Have you ever heard a 21 gun salute given at a military funeral?
The first one I experienced was at the funeral of a WWII flight nurse. She had told me stories of her involvement and I listened, just as I have heard hundreds of stories from veterans and their families. Funerals are typically solemn and respectful, and yet to hear the guns fire, made me emotional. The bursts of sound, followed by the playing of Taps, made me proud of my country, and filled me with awe and respect for the service this woman did, specifically. It was a level of respect and honor I hadn’t experienced before.
The practice itself dates back to warriors, who would place spears in the ground, point-side down to display the lack of hostility. Later, ships coming into harbor would shoot into the open sea to fully discharge their weapons to exhibit the same sign of peace.
This tradition evolved with the change of weaponry in the 14th century. Battlefields were equipped with cannons and firearms and their blasts at the end of battle where to discharge the weapon. Additionally, three fires were a sign to cease fire to allow for the clearing of the dead from the field. It was then used again to signify they were cleared and taken care of, allowing battle to resume.
Today, the use of firing salutes is used in military funerals to honor the fallen for their service. Given its history of being used to signify the end of hostility and battle, the metaphor it creates in regard to the the end of life, full of its own battles, is poetic.
The 21-Gun Salute vs. the 3-Volley Salute
Many people mistakenly confuse a 21-gun salute with a 3-volley salute. A true 21-gun salute is reserved for heads of state and heads of government and is considered the highest honor to be given. The number of rounds fired have to do with branch and rank of the deceased. In the 3-Volley Salute, a variety of shooting weapons can be used. The firing team can consist of any number of shooters and they fire together 3 times.

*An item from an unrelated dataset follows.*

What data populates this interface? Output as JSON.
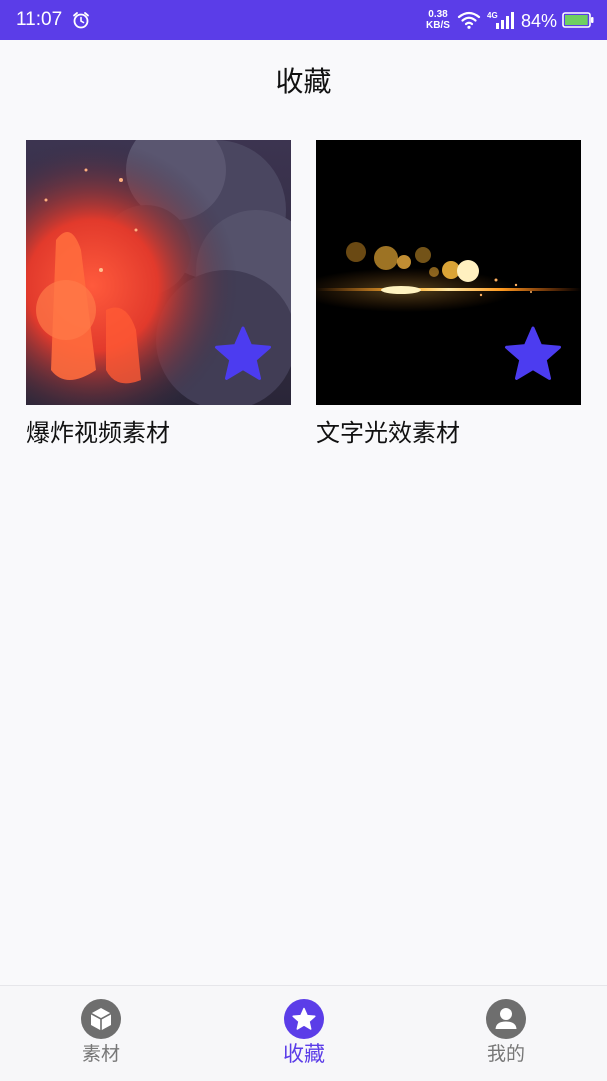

Military Funeral Honors
Funeral Salutes are one of many military traditions for funerals, and is part of VA benefits available for retired military, honorably discharged veterans and veterans killed in the line of duty. It is not a guaranteed benefit, as it is subject to availability.
Military funeral honors include the folding and presentation of the American Flag and the sounding of Taps. Taps, performed by a bugle, and Salutes, are subject to availability. Veteran’s family members can request military funeral honors through the funeral director who then contacts the appropriate Military Service to arrange the honors.